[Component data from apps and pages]
◇ ◇ ◇ ◇ ◇ ◇ ◇

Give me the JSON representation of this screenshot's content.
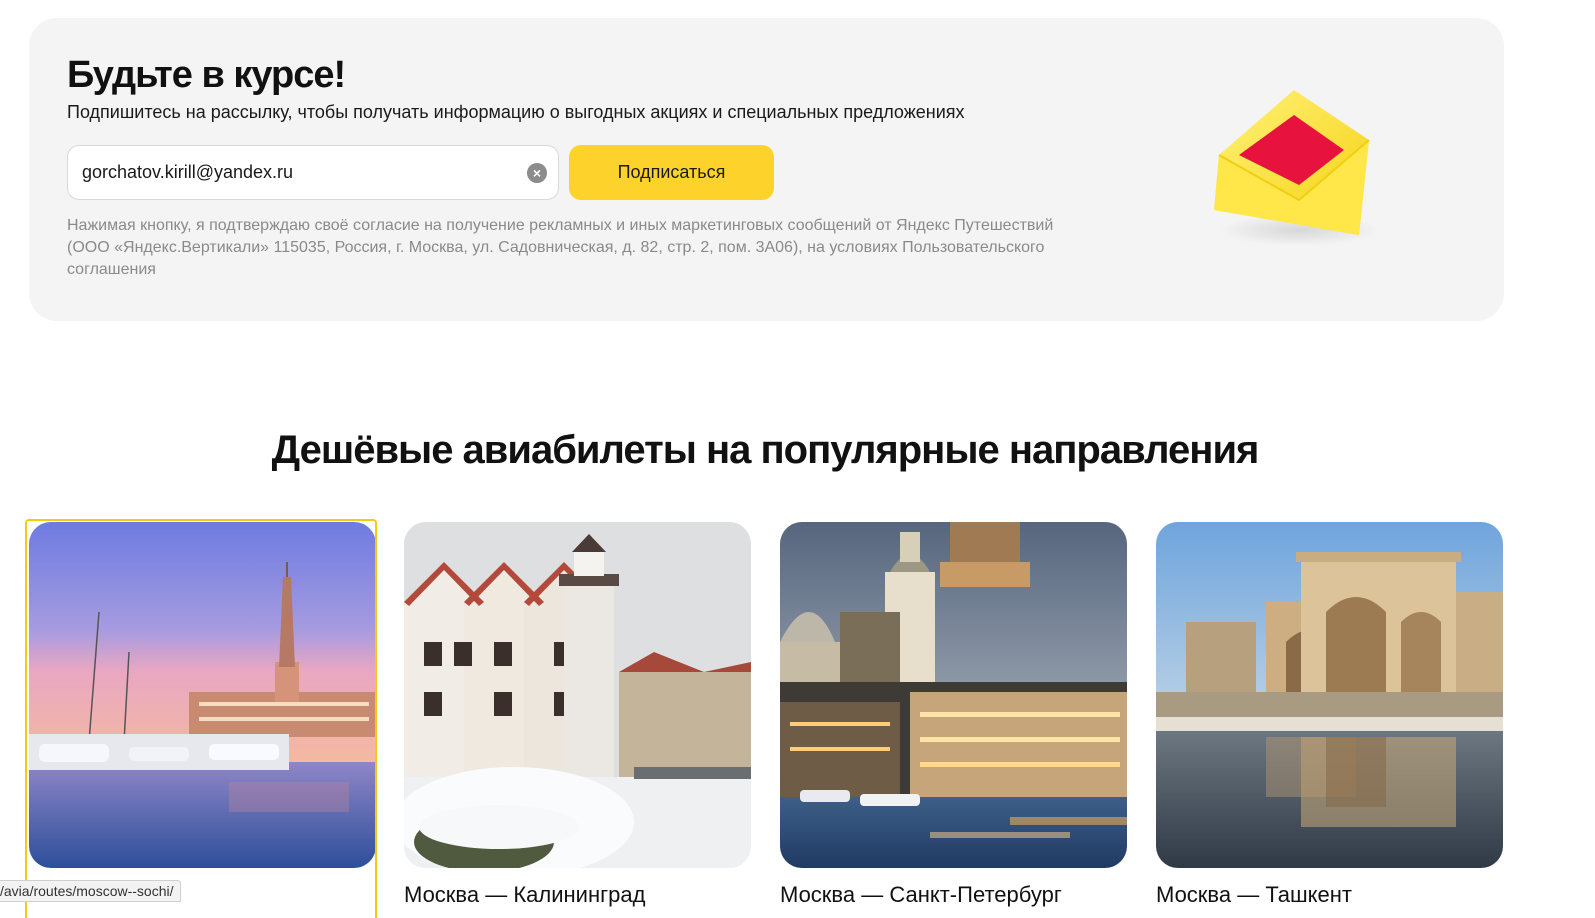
{
  "subscribe": {
    "title": "Будьте в курсе!",
    "description": "Подпишитесь на рассылку, чтобы получать информацию о выгодных акциях и специальных предложениях",
    "email_value": "gorchatov.kirill@yandex.ru",
    "button_label": "Подписаться",
    "disclaimer": "Нажимая кнопку, я подтверждаю своё согласие на получение рекламных и иных маркетинговых сообщений от Яндекс Путешествий (ООО «Яндекс.Вертикали» 115035, Россия, г. Москва, ул. Садовническая, д. 82, стр. 2, пом. 3А06), на условиях Пользовательского соглашения",
    "clear_icon": "clear-icon",
    "illustration": "envelope-icon"
  },
  "popular": {
    "title": "Дешёвые авиабилеты на популярные направления",
    "cards": [
      {
        "caption": "",
        "image": "sochi-sea-port"
      },
      {
        "caption": "Москва — Калининград",
        "image": "kaliningrad-fishing-village"
      },
      {
        "caption": "Москва — Санкт-Петербург",
        "image": "saint-petersburg-embankment"
      },
      {
        "caption": "Москва — Ташкент",
        "image": "uzbekistan-madrasah"
      }
    ]
  },
  "status_bar": {
    "url": "/avia/routes/moscow--sochi/"
  },
  "colors": {
    "accent": "#fdd32b",
    "panel": "#f4f4f4",
    "focus": "#f6c915"
  }
}
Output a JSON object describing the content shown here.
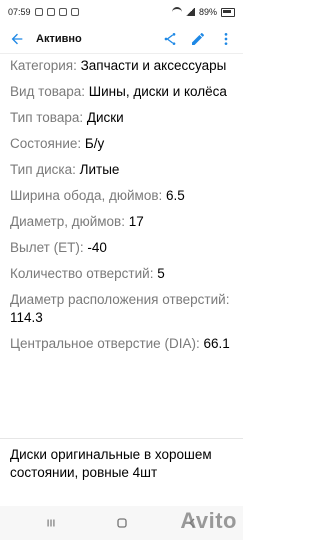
{
  "status_bar": {
    "time": "07:59",
    "battery": "89%",
    "icons": [
      "email-icon",
      "image-icon",
      "alarm-icon",
      "settings-icon",
      "wifi-icon",
      "signal-icon",
      "battery-icon"
    ]
  },
  "appbar": {
    "title": "Активно",
    "icons": [
      "back-arrow-icon",
      "share-icon",
      "edit-icon",
      "more-icon"
    ]
  },
  "details": [
    {
      "k": "Категория: ",
      "v": "Запчасти и аксессуары"
    },
    {
      "k": "Вид товара: ",
      "v": "Шины, диски и колёса"
    },
    {
      "k": "Тип товара: ",
      "v": "Диски"
    },
    {
      "k": "Состояние: ",
      "v": "Б/у"
    },
    {
      "k": "Тип диска: ",
      "v": "Литые"
    },
    {
      "k": "Ширина обода, дюймов: ",
      "v": "6.5"
    },
    {
      "k": "Диаметр, дюймов: ",
      "v": "17"
    },
    {
      "k": "Вылет (ET): ",
      "v": "-40"
    },
    {
      "k": "Количество отверстий: ",
      "v": "5"
    },
    {
      "k": "Диаметр расположения отверстий: ",
      "v": "114.3"
    },
    {
      "k": "Центральное отверстие (DIA): ",
      "v": "66.1"
    }
  ],
  "description": "Диски оригинальные в хорошем состоянии, ровные 4шт",
  "navbar": {
    "icons": [
      "recent-apps-icon",
      "home-icon",
      "back-icon"
    ]
  },
  "watermark": "Avito"
}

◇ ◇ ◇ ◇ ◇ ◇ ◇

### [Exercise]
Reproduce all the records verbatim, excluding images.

### [Worked solution]
Give me the JSON representation of this screenshot's content.
{
  "subscribe": {
    "title": "Будьте в курсе!",
    "description": "Подпишитесь на рассылку, чтобы получать информацию о выгодных акциях и специальных предложениях",
    "email_value": "gorchatov.kirill@yandex.ru",
    "button_label": "Подписаться",
    "disclaimer": "Нажимая кнопку, я подтверждаю своё согласие на получение рекламных и иных маркетинговых сообщений от Яндекс Путешествий (ООО «Яндекс.Вертикали» 115035, Россия, г. Москва, ул. Садовническая, д. 82, стр. 2, пом. 3А06), на условиях Пользовательского соглашения",
    "clear_icon": "clear-icon",
    "illustration": "envelope-icon"
  },
  "popular": {
    "title": "Дешёвые авиабилеты на популярные направления",
    "cards": [
      {
        "caption": "",
        "image": "sochi-sea-port"
      },
      {
        "caption": "Москва — Калининград",
        "image": "kaliningrad-fishing-village"
      },
      {
        "caption": "Москва — Санкт-Петербург",
        "image": "saint-petersburg-embankment"
      },
      {
        "caption": "Москва — Ташкент",
        "image": "uzbekistan-madrasah"
      }
    ]
  },
  "status_bar": {
    "url": "/avia/routes/moscow--sochi/"
  },
  "colors": {
    "accent": "#fdd32b",
    "panel": "#f4f4f4",
    "focus": "#f6c915"
  }
}
Output a JSON object describing the content shown here.
{
  "status_bar": {
    "time": "07:59",
    "battery": "89%",
    "icons": [
      "email-icon",
      "image-icon",
      "alarm-icon",
      "settings-icon",
      "wifi-icon",
      "signal-icon",
      "battery-icon"
    ]
  },
  "appbar": {
    "title": "Активно",
    "icons": [
      "back-arrow-icon",
      "share-icon",
      "edit-icon",
      "more-icon"
    ]
  },
  "details": [
    {
      "k": "Категория: ",
      "v": "Запчасти и аксессуары"
    },
    {
      "k": "Вид товара: ",
      "v": "Шины, диски и колёса"
    },
    {
      "k": "Тип товара: ",
      "v": "Диски"
    },
    {
      "k": "Состояние: ",
      "v": "Б/у"
    },
    {
      "k": "Тип диска: ",
      "v": "Литые"
    },
    {
      "k": "Ширина обода, дюймов: ",
      "v": "6.5"
    },
    {
      "k": "Диаметр, дюймов: ",
      "v": "17"
    },
    {
      "k": "Вылет (ET): ",
      "v": "-40"
    },
    {
      "k": "Количество отверстий: ",
      "v": "5"
    },
    {
      "k": "Диаметр расположения отверстий: ",
      "v": "114.3"
    },
    {
      "k": "Центральное отверстие (DIA): ",
      "v": "66.1"
    }
  ],
  "description": "Диски оригинальные в хорошем состоянии, ровные 4шт",
  "navbar": {
    "icons": [
      "recent-apps-icon",
      "home-icon",
      "back-icon"
    ]
  },
  "watermark": "Avito"
}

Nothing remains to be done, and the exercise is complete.